So that red machete did come in handy after all. Three weeks ago I confidently stated that The Walking Dead wouldn’t go down the rather clichéd route of having Rick fulfil his threat to Gareth, the leader of the cannibal crew, but here we are. And what an interestingly queasy resolution it is too.
There was an undeniable thrill of satisfaction at seeing Gareth get his comeuppance. After luring, trapping and killing other survivors (not to mention eating bits of Bob!), the Termites have quickly become the show’s biggest menace. The Governor? Pfft. Sure, he caused more actual carnage, but at least he could be reasoned with occasionally. There was something truly terrifying and merciless about Gareth’s lot and the gleeful way they embraced their own degeneration. In killing them so brutally the question is, is that’s what’s happening to Rick too?
Personally, I don’t think so. In a civilised society, the survivors’ actions would be abhorrent, but as we’re regularly reminded, The Walking Dead does not take place in a civilised world. What other option did they have? If they let them go then the Termites would simply kidnap and kill more passers-by. It’s murky territory, for sure, but then that’s exactly what this show should be examining. The show certainly doesn’t go as far as the comic, where our heroes torture the cannibals for a longer time before killing them.
The “Fear The Hunters” arc ran in issues 61-66 of the comic, and is collected in the 11th trade paperback. Gareth is called Chris in the comic and it’s Dale not Bob who dies. Creator Robert Kirkman has often cited this arc as his personal favourite.
And so we move on again, to new threats and new locations. There will be no Bob, however, as he died a dignified death after saying his goodbyes. It was a gentle and restrained scene, all the more powerful for coming so soon after the violence. Lawrence Gilliard Jr’s not always had the most memorable material, but this episode was a great showcase for his talents. And who didn’t get a kick out of his manic cry of “TAINTED MEAT!” Ha! Still hungry, Gareth?
In contrast, the reveal of Gabriel’s dark secret proves a little underwhelming. He let others die so that he might live. It’s another example of a character breaking their moral code for the sake of survival.
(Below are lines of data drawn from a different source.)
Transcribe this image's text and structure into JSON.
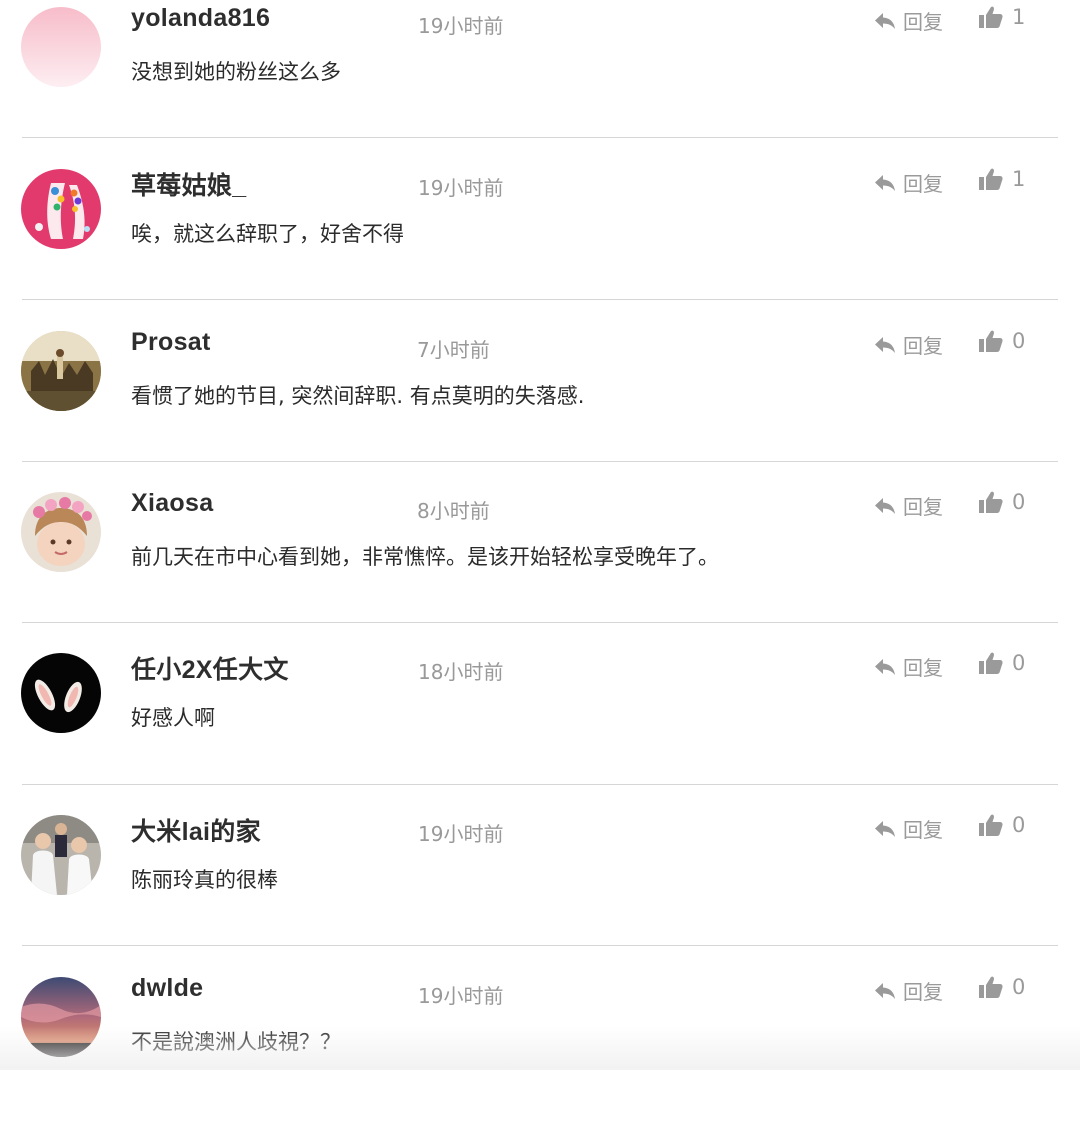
{
  "comments": [
    {
      "username": "yolanda816",
      "time": "19小时前",
      "text": "没想到她的粉丝这么多",
      "reply_label": "回复",
      "likes": "1",
      "avatar": "pink-gradient-avatar"
    },
    {
      "username": "草莓姑娘_",
      "time": "19小时前",
      "text": "唉，就这么辞职了，好舍不得",
      "reply_label": "回复",
      "likes": "1",
      "avatar": "candy-hands-avatar"
    },
    {
      "username": "Prosat",
      "time": "7小时前",
      "text": "看惯了她的节目, 突然间辞职. 有点莫明的失落感.",
      "reply_label": "回复",
      "likes": "0",
      "avatar": "painting-avatar"
    },
    {
      "username": "Xiaosa",
      "time": "8小时前",
      "text": "前几天在市中心看到她，非常憔悴。是该开始轻松享受晚年了。",
      "reply_label": "回复",
      "likes": "0",
      "avatar": "child-flower-crown-avatar"
    },
    {
      "username": "任小2X任大文",
      "time": "18小时前",
      "text": "好感人啊",
      "reply_label": "回复",
      "likes": "0",
      "avatar": "bunny-ears-avatar"
    },
    {
      "username": "大米lai的家",
      "time": "19小时前",
      "text": "陈丽玲真的很棒",
      "reply_label": "回复",
      "likes": "0",
      "avatar": "family-photo-avatar"
    },
    {
      "username": "dwlde",
      "time": "19小时前",
      "text": "不是說澳洲人歧視？？",
      "reply_label": "回复",
      "likes": "0",
      "avatar": "sunset-sky-avatar"
    }
  ],
  "colors": {
    "text": "#2b2b2b",
    "muted": "#999999",
    "separator": "#d6d6d6"
  }
}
Yep, that’s terrible and it’s natural that he’s wracked with guilt, but compared to everything else that’s happened over the last three weeks, it feels rather minor.
The episode concludes with the survivors breaking up once more, just a few episodes after they came together. Things are certainly barrelling along on The Walking Dead now and it’s all the better for it. Three episodes in, this is shaping up to be an excellent season.
Fine Dumb Cannibals
It has to be said, Gareth and his mates aren’t spectacularly bright. Their plan is to wait until Rick and co have left the church undefended and then sneak in and kill Car-Rul (sorry, Lincoln’s accent is catching), Eugene and so on. Even though that means taking an eye off their most dangerous opponents? Shout out to Andrew J West, however, for bringing Gareth so memorably to life. I’m gonna kinda miss him.
One of the sweeter moments in the episode is the letter left for Rick. “Sorry, I was an asshole. Come to Washington. The new world’s gonna need Rick Grimes.” It’s touching, but after this episode’s events, is it true? Rick has adapted to live on this zombie-ridden planet extremely well. But if the world changed again and require less dangerous men, would he still have a place or is he too far gone?
Bob’s revenge on the cannibals is a glorious moment. You really feel for the guy, and it’s hugely satisfying to see his kidnappers panic. That said, you kinda wonder if him being “tainted meat” actually matters. As we know from the season one finale, everyone on the planet is already infected. It’s ambiguous then if having eaten Bob’s ankle would have had any effect other than maybe a bit of indigestion.
The Walking Dead airs on AMC on Sunday nights in the US and Fox in the UK on Monday nights.